PROBLEM TO WORK ON:
Copy out all of the records. Keep every word exact.

RECORDS PROVIDED:
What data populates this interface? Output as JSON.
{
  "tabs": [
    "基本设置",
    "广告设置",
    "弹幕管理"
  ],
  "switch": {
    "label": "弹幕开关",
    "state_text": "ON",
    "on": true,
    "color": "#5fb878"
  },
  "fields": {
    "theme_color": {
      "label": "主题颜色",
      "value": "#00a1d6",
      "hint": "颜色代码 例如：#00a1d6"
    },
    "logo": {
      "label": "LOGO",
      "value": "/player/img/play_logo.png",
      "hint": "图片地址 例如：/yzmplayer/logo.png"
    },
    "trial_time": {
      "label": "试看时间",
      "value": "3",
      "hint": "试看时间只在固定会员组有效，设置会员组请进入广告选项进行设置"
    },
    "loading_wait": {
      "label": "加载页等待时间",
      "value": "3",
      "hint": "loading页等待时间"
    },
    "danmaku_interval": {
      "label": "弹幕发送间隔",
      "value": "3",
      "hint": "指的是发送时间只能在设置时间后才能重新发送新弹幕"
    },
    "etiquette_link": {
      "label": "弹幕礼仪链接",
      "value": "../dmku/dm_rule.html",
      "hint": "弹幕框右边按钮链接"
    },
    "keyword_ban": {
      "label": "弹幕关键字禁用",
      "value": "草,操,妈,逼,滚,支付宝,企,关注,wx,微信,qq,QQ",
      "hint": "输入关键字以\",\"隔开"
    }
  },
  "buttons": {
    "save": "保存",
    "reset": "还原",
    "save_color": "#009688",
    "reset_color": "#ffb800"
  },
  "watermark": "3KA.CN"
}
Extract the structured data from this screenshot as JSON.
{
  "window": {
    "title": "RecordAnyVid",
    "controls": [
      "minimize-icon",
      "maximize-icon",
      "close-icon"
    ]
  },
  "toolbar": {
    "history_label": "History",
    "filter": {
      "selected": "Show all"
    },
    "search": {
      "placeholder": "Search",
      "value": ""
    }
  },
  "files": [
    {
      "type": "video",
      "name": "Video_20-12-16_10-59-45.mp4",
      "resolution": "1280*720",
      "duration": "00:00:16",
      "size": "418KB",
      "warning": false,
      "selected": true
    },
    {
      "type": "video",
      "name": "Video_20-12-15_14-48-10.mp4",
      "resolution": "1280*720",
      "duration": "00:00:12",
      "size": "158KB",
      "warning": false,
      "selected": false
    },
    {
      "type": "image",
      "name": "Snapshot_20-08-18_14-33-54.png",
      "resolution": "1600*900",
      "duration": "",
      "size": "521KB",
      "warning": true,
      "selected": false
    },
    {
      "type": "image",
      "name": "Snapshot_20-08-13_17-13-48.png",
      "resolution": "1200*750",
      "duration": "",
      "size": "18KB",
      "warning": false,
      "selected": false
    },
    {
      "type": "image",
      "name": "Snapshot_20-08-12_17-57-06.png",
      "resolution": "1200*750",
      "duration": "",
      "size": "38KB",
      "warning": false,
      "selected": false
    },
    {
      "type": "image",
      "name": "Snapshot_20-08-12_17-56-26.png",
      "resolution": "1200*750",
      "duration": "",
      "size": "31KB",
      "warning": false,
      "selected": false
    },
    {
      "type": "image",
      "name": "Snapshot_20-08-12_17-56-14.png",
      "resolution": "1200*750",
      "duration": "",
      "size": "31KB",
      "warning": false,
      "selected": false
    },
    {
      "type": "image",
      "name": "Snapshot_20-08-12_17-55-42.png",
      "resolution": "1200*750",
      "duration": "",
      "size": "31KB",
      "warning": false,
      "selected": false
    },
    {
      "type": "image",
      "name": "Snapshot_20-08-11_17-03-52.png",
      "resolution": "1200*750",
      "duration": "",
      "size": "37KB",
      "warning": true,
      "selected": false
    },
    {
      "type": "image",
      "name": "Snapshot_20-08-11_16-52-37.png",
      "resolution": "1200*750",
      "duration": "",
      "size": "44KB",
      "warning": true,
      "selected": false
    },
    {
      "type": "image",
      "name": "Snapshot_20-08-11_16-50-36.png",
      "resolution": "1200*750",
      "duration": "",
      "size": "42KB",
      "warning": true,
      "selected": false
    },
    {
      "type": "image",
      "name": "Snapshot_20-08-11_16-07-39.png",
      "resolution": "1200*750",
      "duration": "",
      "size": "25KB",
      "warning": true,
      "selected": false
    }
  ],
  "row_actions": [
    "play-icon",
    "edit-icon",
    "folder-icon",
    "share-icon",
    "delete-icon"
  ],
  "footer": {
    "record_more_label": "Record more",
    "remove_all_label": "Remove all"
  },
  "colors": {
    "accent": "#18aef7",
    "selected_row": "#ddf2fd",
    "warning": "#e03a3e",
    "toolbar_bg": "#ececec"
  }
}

EXERCISE RESPONSE:
What data populates this interface? Output as JSON.
{
  "tabs": [
    "基本设置",
    "广告设置",
    "弹幕管理"
  ],
  "switch": {
    "label": "弹幕开关",
    "state_text": "ON",
    "on": true,
    "color": "#5fb878"
  },
  "fields": {
    "theme_color": {
      "label": "主题颜色",
      "value": "#00a1d6",
      "hint": "颜色代码 例如：#00a1d6"
    },
    "logo": {
      "label": "LOGO",
      "value": "/player/img/play_logo.png",
      "hint": "图片地址 例如：/yzmplayer/logo.png"
    },
    "trial_time": {
      "label": "试看时间",
      "value": "3",
      "hint": "试看时间只在固定会员组有效，设置会员组请进入广告选项进行设置"
    },
    "loading_wait": {
      "label": "加载页等待时间",
      "value": "3",
      "hint": "loading页等待时间"
    },
    "danmaku_interval": {
      "label": "弹幕发送间隔",
      "value": "3",
      "hint": "指的是发送时间只能在设置时间后才能重新发送新弹幕"
    },
    "etiquette_link": {
      "label": "弹幕礼仪链接",
      "value": "../dmku/dm_rule.html",
      "hint": "弹幕框右边按钮链接"
    },
    "keyword_ban": {
      "label": "弹幕关键字禁用",
      "value": "草,操,妈,逼,滚,支付宝,企,关注,wx,微信,qq,QQ",
      "hint": "输入关键字以\",\"隔开"
    }
  },
  "buttons": {
    "save": "保存",
    "reset": "还原",
    "save_color": "#009688",
    "reset_color": "#ffb800"
  },
  "watermark": "3KA.CN"
}
Extract the structured data from this screenshot as JSON.
{
  "window": {
    "title": "RecordAnyVid",
    "controls": [
      "minimize-icon",
      "maximize-icon",
      "close-icon"
    ]
  },
  "toolbar": {
    "history_label": "History",
    "filter": {
      "selected": "Show all"
    },
    "search": {
      "placeholder": "Search",
      "value": ""
    }
  },
  "files": [
    {
      "type": "video",
      "name": "Video_20-12-16_10-59-45.mp4",
      "resolution": "1280*720",
      "duration": "00:00:16",
      "size": "418KB",
      "warning": false,
      "selected": true
    },
    {
      "type": "video",
      "name": "Video_20-12-15_14-48-10.mp4",
      "resolution": "1280*720",
      "duration": "00:00:12",
      "size": "158KB",
      "warning": false,
      "selected": false
    },
    {
      "type": "image",
      "name": "Snapshot_20-08-18_14-33-54.png",
      "resolution": "1600*900",
      "duration": "",
      "size": "521KB",
      "warning": true,
      "selected": false
    },
    {
      "type": "image",
      "name": "Snapshot_20-08-13_17-13-48.png",
      "resolution": "1200*750",
      "duration": "",
      "size": "18KB",
      "warning": false,
      "selected": false
    },
    {
      "type": "image",
      "name": "Snapshot_20-08-12_17-57-06.png",
      "resolution": "1200*750",
      "duration": "",
      "size": "38KB",
      "warning": false,
      "selected": false
    },
    {
      "type": "image",
      "name": "Snapshot_20-08-12_17-56-26.png",
      "resolution": "1200*750",
      "duration": "",
      "size": "31KB",
      "warning": false,
      "selected": false
    },
    {
      "type": "image",
      "name": "Snapshot_20-08-12_17-56-14.png",
      "resolution": "1200*750",
      "duration": "",
      "size": "31KB",
      "warning": false,
      "selected": false
    },
    {
      "type": "image",
      "name": "Snapshot_20-08-12_17-55-42.png",
      "resolution": "1200*750",
      "duration": "",
      "size": "31KB",
      "warning": false,
      "selected": false
    },
    {
      "type": "image",
      "name": "Snapshot_20-08-11_17-03-52.png",
      "resolution": "1200*750",
      "duration": "",
      "size": "37KB",
      "warning": true,
      "selected": false
    },
    {
      "type": "image",
      "name": "Snapshot_20-08-11_16-52-37.png",
      "resolution": "1200*750",
      "duration": "",
      "size": "44KB",
      "warning": true,
      "selected": false
    },
    {
      "type": "image",
      "name": "Snapshot_20-08-11_16-50-36.png",
      "resolution": "1200*750",
      "duration": "",
      "size": "42KB",
      "warning": true,
      "selected": false
    },
    {
      "type": "image",
      "name": "Snapshot_20-08-11_16-07-39.png",
      "resolution": "1200*750",
      "duration": "",
      "size": "25KB",
      "warning": true,
      "selected": false
    }
  ],
  "row_actions": [
    "play-icon",
    "edit-icon",
    "folder-icon",
    "share-icon",
    "delete-icon"
  ],
  "footer": {
    "record_more_label": "Record more",
    "remove_all_label": "Remove all"
  },
  "colors": {
    "accent": "#18aef7",
    "selected_row": "#ddf2fd",
    "warning": "#e03a3e",
    "toolbar_bg": "#ececec"
  }
}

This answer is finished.